::: Dataset records

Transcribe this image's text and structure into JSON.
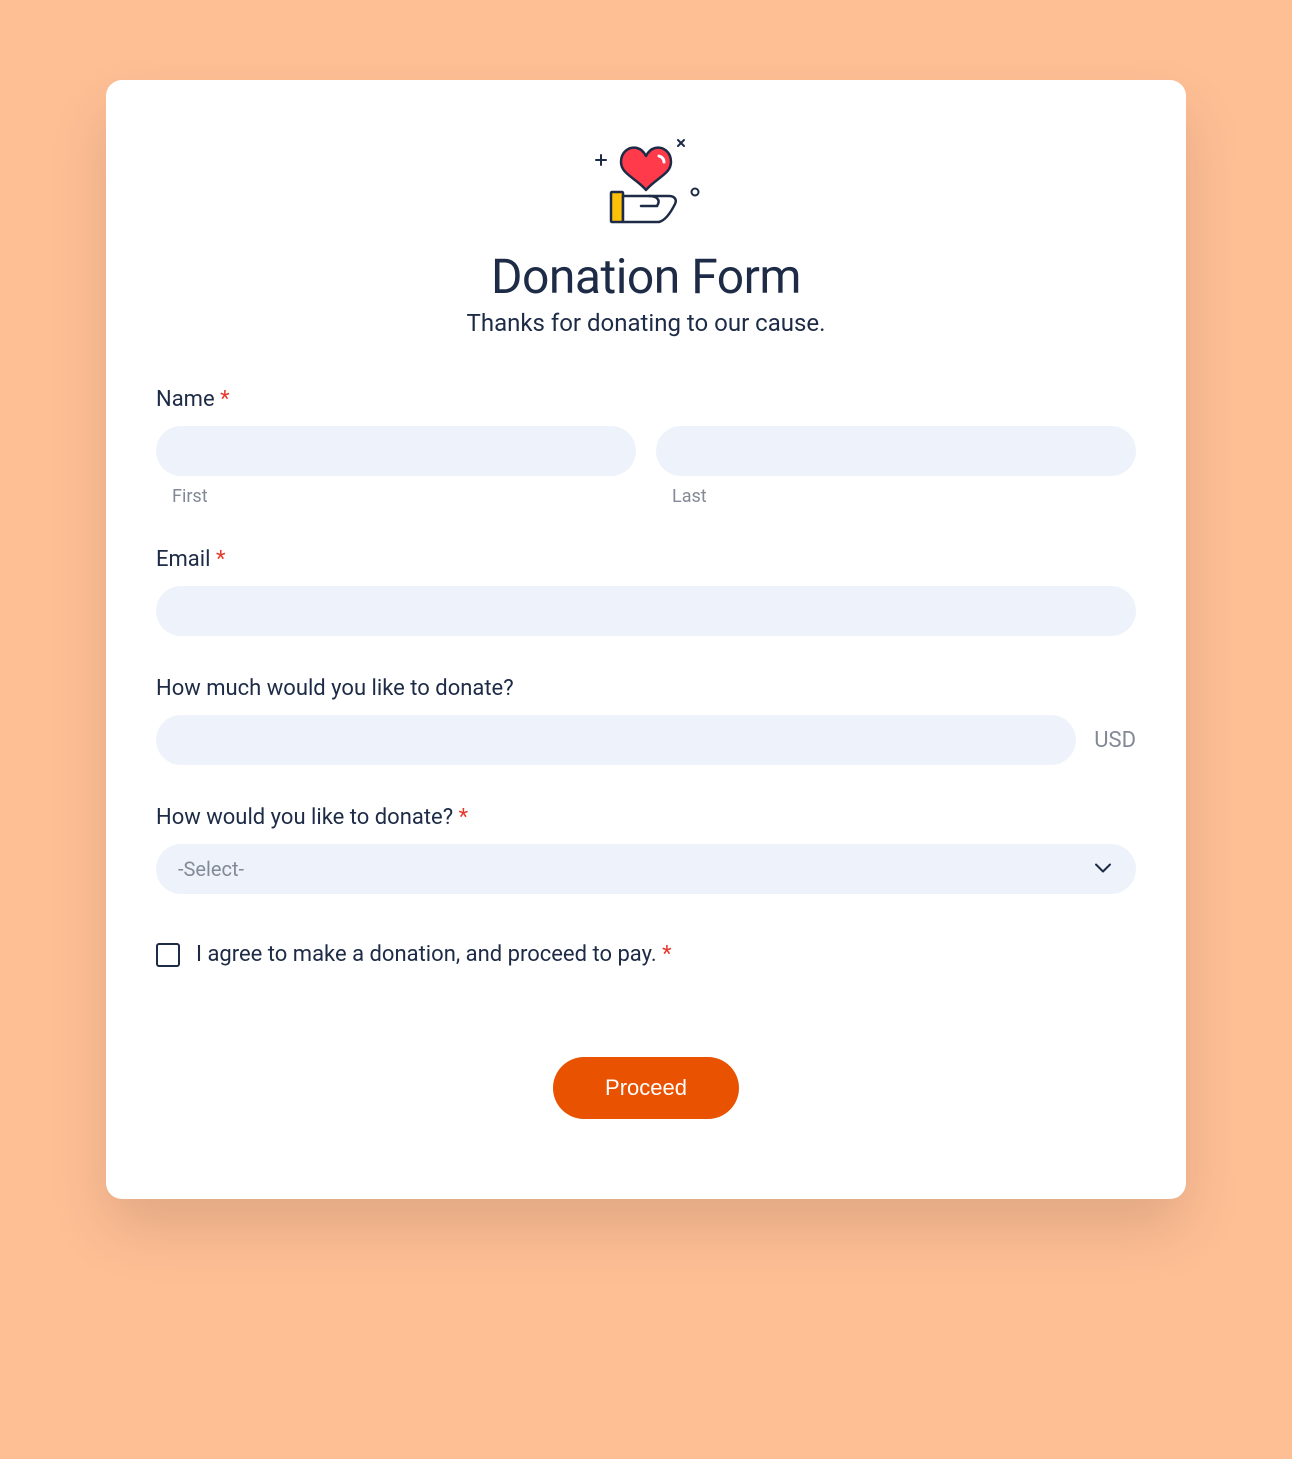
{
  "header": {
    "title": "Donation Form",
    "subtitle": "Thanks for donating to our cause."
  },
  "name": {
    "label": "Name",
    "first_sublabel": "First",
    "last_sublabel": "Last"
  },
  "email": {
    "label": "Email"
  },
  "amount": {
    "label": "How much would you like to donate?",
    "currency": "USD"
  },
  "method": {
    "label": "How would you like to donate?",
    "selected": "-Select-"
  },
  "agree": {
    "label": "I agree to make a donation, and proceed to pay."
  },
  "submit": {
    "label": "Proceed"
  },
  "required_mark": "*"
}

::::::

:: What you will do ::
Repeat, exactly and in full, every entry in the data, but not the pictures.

:: Result for this exercise ::
Transcribe this image's text and structure into JSON.
{
  "header": {
    "title": "Donation Form",
    "subtitle": "Thanks for donating to our cause."
  },
  "name": {
    "label": "Name",
    "first_sublabel": "First",
    "last_sublabel": "Last"
  },
  "email": {
    "label": "Email"
  },
  "amount": {
    "label": "How much would you like to donate?",
    "currency": "USD"
  },
  "method": {
    "label": "How would you like to donate?",
    "selected": "-Select-"
  },
  "agree": {
    "label": "I agree to make a donation, and proceed to pay."
  },
  "submit": {
    "label": "Proceed"
  },
  "required_mark": "*"
}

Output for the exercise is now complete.